Check every line of the entries below for the word "đường", and copy the ones that have it.

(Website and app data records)

=== Section Start ===

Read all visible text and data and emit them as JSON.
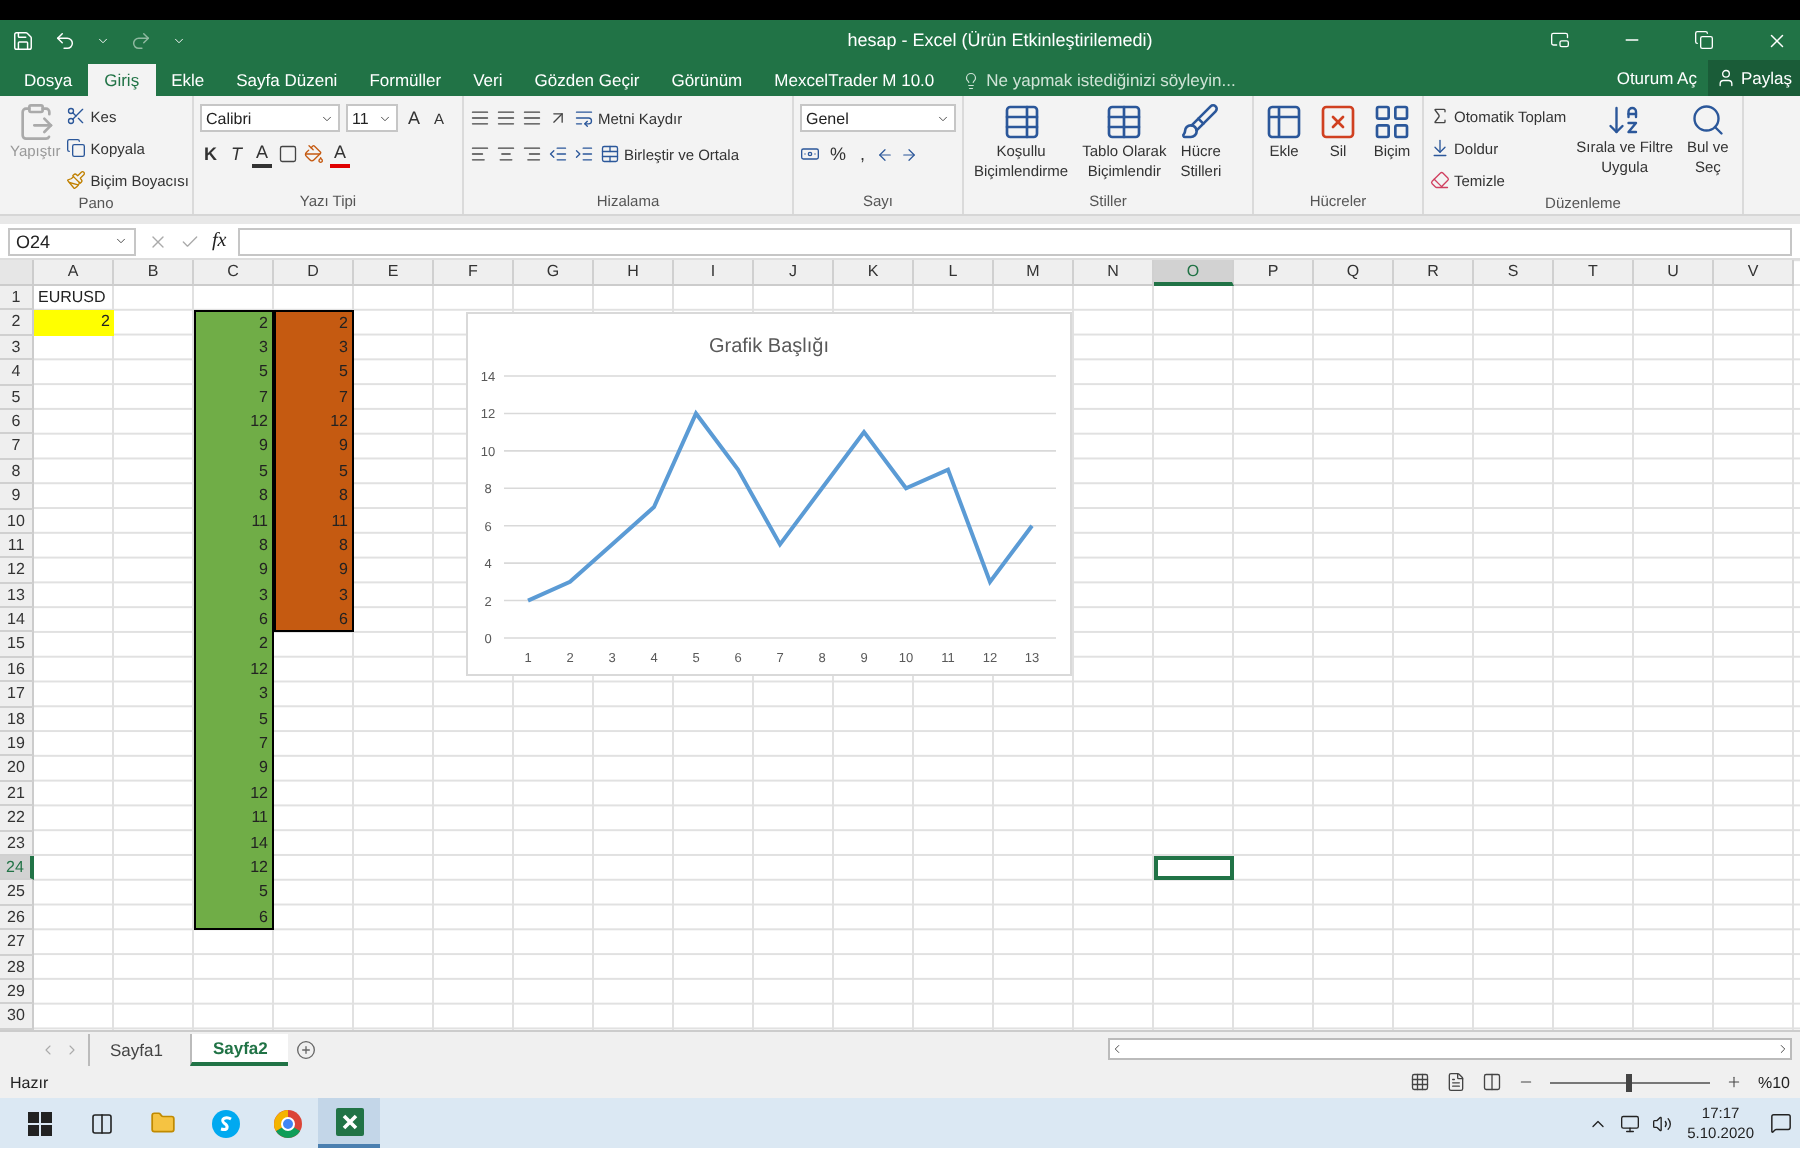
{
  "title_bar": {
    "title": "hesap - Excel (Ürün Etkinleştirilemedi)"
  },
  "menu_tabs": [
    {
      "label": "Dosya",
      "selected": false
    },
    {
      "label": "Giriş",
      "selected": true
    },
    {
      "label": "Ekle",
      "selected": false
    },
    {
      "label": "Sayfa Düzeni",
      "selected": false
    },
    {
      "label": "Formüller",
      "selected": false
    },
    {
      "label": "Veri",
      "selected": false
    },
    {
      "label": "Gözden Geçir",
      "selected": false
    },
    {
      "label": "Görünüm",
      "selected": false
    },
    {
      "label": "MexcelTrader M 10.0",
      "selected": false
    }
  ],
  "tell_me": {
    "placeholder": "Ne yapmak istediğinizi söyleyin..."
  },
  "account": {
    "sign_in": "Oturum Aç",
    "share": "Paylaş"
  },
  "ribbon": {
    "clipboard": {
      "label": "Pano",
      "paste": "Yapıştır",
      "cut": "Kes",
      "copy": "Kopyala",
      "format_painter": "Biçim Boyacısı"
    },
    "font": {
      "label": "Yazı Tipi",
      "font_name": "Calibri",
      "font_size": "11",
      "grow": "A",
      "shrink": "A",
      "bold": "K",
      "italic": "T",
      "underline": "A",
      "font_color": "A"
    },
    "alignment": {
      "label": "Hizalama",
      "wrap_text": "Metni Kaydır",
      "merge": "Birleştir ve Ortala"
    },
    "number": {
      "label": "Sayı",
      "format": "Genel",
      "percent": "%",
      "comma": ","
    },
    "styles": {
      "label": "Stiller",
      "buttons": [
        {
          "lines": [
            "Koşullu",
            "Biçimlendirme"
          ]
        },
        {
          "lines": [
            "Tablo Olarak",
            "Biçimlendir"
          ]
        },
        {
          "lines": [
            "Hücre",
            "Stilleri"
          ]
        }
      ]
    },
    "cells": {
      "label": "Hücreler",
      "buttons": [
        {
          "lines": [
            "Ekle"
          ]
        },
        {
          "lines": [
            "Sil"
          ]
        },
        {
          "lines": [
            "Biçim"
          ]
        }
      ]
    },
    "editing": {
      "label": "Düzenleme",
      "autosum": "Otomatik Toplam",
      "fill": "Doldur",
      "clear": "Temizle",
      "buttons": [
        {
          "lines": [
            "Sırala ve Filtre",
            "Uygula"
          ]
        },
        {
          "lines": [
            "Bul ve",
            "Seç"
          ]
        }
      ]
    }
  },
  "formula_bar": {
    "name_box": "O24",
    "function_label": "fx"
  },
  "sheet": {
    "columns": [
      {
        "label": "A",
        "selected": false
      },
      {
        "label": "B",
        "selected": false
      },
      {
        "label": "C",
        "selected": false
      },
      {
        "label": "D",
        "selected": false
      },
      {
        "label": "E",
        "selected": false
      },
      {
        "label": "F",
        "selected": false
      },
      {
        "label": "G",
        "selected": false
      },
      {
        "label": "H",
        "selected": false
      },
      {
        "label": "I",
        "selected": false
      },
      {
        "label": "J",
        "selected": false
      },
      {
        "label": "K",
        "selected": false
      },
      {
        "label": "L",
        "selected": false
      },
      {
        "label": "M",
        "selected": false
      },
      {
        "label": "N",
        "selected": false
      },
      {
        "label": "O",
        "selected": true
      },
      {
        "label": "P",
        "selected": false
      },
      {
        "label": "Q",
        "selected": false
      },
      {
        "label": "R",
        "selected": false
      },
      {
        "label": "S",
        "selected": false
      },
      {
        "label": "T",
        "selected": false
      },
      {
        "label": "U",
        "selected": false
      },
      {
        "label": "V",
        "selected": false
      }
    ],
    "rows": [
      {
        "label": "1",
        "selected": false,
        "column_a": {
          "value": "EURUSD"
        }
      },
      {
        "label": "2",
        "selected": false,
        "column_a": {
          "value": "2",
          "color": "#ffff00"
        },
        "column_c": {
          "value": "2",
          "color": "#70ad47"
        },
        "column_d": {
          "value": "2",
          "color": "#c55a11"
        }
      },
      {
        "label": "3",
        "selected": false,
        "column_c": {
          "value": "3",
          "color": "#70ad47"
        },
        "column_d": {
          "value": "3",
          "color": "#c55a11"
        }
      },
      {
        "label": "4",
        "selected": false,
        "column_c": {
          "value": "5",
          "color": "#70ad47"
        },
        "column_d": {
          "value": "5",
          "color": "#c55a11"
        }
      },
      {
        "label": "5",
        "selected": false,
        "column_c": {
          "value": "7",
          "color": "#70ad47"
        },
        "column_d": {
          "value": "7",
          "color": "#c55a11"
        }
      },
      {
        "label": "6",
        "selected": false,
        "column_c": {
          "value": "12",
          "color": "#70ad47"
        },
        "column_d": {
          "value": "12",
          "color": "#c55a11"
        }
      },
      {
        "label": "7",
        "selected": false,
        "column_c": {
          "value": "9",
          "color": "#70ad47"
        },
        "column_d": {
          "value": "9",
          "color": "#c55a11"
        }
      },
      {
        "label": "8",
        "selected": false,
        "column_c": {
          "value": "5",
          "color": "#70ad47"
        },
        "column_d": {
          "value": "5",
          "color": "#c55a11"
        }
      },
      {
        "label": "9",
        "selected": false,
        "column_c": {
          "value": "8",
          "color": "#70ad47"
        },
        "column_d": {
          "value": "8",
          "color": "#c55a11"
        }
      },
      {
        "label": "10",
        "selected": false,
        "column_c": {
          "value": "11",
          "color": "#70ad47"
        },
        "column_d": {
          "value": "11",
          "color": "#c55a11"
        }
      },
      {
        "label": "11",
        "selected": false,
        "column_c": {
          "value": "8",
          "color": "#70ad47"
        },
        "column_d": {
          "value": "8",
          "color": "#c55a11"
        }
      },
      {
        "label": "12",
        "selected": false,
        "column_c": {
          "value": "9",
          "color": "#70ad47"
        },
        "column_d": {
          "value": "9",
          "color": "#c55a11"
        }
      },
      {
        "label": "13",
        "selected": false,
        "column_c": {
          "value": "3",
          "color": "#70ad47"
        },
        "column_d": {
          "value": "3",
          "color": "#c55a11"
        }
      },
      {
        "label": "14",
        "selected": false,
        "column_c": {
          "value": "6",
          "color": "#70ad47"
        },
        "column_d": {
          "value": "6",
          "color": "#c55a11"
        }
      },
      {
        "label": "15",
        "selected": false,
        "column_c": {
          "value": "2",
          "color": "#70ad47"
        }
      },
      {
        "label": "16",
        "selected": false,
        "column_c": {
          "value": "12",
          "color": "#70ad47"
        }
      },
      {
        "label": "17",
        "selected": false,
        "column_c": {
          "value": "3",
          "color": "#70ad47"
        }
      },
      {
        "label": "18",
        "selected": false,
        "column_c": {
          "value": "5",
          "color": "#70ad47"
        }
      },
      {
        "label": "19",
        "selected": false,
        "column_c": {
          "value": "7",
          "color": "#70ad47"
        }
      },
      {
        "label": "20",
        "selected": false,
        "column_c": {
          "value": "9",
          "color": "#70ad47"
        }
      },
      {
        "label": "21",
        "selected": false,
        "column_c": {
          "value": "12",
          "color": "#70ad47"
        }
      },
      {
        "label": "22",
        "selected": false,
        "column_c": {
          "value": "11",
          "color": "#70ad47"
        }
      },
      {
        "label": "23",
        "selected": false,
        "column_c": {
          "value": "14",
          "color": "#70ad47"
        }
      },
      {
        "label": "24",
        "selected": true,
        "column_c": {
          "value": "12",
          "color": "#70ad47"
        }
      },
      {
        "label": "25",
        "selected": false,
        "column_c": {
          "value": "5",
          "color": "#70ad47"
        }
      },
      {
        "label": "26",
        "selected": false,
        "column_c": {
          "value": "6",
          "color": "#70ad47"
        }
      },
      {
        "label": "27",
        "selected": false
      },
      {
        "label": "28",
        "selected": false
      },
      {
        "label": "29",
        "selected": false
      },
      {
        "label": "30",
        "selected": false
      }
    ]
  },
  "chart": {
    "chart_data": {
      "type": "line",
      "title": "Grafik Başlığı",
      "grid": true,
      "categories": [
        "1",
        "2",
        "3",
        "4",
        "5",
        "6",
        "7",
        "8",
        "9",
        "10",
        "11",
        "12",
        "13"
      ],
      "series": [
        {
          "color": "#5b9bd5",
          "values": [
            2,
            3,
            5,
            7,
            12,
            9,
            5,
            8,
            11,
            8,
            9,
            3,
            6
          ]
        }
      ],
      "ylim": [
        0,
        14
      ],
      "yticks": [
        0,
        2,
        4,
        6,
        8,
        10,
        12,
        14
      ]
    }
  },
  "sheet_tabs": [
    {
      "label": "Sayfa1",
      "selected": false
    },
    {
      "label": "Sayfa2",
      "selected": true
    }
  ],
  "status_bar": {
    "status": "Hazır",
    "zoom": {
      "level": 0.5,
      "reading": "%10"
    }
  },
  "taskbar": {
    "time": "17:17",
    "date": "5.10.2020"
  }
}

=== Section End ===
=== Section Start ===

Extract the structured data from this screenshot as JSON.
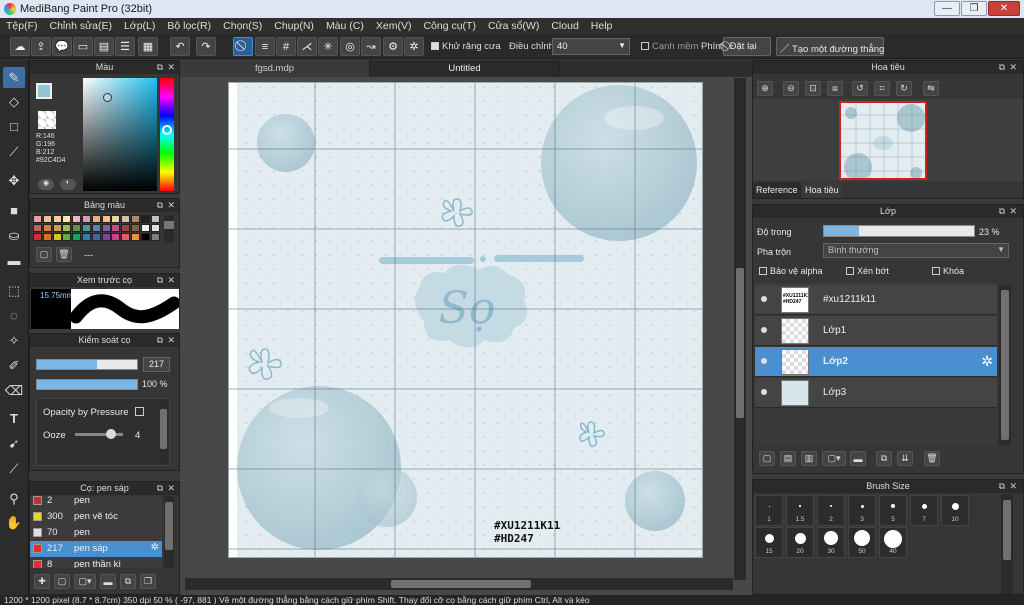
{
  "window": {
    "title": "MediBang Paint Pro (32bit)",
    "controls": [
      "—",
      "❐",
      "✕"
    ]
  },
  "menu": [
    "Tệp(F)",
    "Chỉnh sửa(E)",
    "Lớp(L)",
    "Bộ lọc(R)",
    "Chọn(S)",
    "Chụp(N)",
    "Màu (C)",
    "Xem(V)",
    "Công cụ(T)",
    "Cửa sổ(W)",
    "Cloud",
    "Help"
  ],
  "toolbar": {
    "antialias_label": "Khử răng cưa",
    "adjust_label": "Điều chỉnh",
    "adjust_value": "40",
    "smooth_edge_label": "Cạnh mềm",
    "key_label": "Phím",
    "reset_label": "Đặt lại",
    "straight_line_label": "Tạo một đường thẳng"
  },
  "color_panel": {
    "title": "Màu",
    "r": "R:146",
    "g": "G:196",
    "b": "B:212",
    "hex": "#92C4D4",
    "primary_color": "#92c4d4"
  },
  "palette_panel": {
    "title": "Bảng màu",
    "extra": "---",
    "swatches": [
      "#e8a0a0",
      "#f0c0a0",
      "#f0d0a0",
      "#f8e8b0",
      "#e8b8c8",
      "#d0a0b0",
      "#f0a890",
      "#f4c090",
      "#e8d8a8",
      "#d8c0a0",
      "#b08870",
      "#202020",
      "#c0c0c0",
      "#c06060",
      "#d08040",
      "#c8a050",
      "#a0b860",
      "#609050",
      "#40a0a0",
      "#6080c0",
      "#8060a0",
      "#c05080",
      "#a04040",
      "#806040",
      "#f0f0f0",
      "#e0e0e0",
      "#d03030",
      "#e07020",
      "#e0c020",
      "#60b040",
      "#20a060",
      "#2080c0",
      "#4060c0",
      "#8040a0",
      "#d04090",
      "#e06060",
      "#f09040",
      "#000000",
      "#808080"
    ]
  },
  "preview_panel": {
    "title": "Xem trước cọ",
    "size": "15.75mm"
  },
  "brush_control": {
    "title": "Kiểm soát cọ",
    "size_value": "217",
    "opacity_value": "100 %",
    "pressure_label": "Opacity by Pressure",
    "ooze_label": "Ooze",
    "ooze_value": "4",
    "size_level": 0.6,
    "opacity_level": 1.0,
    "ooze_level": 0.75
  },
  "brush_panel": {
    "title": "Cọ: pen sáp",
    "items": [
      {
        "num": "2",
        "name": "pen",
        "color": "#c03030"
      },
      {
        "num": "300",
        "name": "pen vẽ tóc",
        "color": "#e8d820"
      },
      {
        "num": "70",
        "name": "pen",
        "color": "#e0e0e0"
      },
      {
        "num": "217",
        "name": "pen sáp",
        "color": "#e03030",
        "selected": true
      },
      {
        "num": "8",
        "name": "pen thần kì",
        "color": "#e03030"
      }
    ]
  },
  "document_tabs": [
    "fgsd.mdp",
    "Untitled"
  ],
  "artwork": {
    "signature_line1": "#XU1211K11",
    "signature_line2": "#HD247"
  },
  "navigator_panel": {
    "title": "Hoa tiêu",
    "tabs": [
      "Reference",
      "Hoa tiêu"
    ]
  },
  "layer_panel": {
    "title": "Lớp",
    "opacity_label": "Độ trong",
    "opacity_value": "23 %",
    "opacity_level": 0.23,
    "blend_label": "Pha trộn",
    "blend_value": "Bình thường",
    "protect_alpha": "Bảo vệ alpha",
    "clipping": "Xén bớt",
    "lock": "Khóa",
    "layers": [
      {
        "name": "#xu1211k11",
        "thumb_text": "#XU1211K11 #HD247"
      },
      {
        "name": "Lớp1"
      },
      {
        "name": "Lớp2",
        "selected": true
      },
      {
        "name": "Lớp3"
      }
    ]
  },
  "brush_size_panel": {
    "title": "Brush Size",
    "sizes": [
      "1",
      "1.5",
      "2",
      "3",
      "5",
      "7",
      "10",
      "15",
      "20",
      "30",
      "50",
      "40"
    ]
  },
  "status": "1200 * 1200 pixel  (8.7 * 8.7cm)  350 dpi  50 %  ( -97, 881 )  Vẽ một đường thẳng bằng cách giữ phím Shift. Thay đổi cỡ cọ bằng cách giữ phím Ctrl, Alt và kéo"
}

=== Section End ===

WRITTEN ANSWER
    "straight_line_label": "Tạo một đường thẳng"
  "status": "1200 * 1200 pixel  (8.7 * 8.7cm)  350 dpi  50 %  ( -97, 881 )  Vẽ một đường thẳng bằng cách giữ phím Shift. Thay đổi cỡ cọ bằng cách giữ phím Ctrl, Alt và kéo"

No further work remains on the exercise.